*WORK TO BE COMPLETED*. Images are to be left out; everything else in the records gets copied exactly.

..........

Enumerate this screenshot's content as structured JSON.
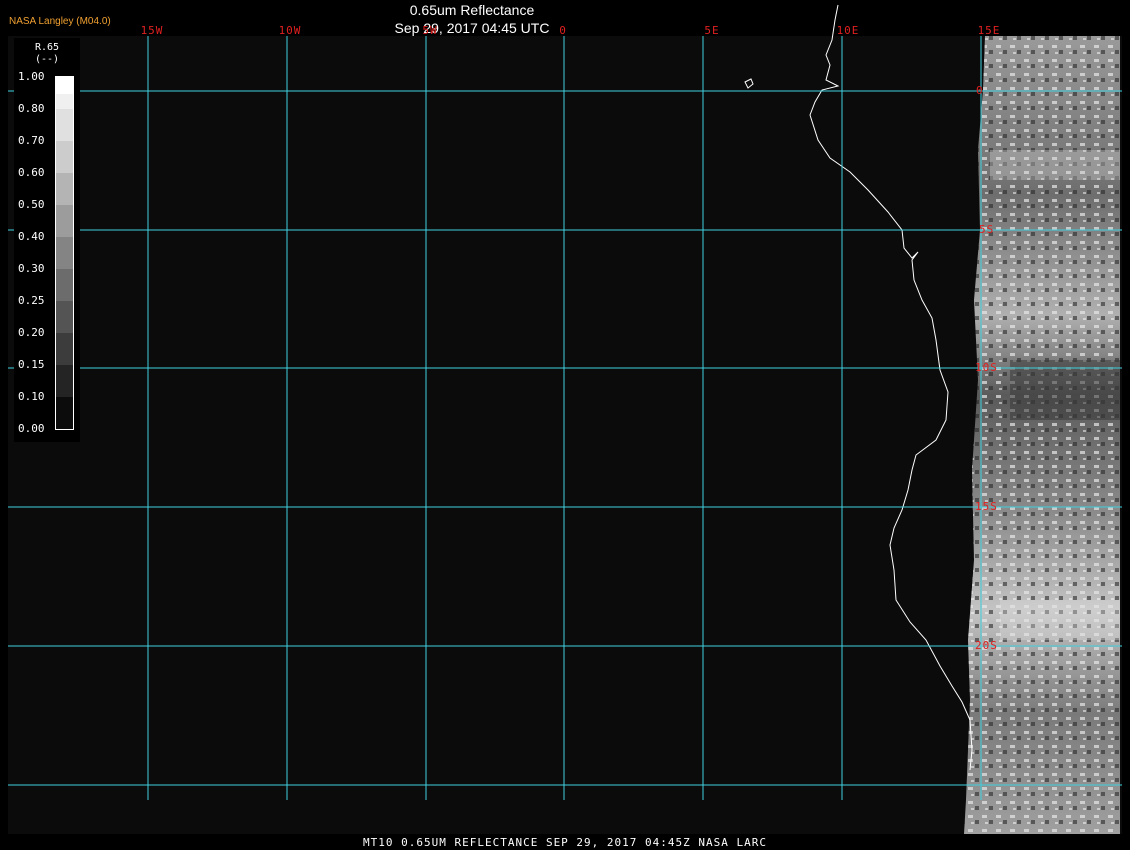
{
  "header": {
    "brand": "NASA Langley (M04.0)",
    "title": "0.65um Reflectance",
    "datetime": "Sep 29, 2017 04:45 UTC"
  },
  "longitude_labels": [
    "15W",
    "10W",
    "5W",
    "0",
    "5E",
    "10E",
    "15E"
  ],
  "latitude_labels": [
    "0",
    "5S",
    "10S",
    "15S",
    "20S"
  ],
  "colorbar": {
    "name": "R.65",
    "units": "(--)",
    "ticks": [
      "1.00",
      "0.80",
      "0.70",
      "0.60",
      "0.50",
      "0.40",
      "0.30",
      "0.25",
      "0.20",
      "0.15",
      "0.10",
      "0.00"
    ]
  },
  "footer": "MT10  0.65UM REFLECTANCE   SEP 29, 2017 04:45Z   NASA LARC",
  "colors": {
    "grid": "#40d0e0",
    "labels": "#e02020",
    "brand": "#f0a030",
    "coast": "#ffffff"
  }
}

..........

*EXERCISE RESPONSE*.
Enumerate this screenshot's content as structured JSON.
{
  "header": {
    "brand": "NASA Langley (M04.0)",
    "title": "0.65um Reflectance",
    "datetime": "Sep 29, 2017 04:45 UTC"
  },
  "longitude_labels": [
    "15W",
    "10W",
    "5W",
    "0",
    "5E",
    "10E",
    "15E"
  ],
  "latitude_labels": [
    "0",
    "5S",
    "10S",
    "15S",
    "20S"
  ],
  "colorbar": {
    "name": "R.65",
    "units": "(--)",
    "ticks": [
      "1.00",
      "0.80",
      "0.70",
      "0.60",
      "0.50",
      "0.40",
      "0.30",
      "0.25",
      "0.20",
      "0.15",
      "0.10",
      "0.00"
    ]
  },
  "footer": "MT10  0.65UM REFLECTANCE   SEP 29, 2017 04:45Z   NASA LARC",
  "colors": {
    "grid": "#40d0e0",
    "labels": "#e02020",
    "brand": "#f0a030",
    "coast": "#ffffff"
  }
}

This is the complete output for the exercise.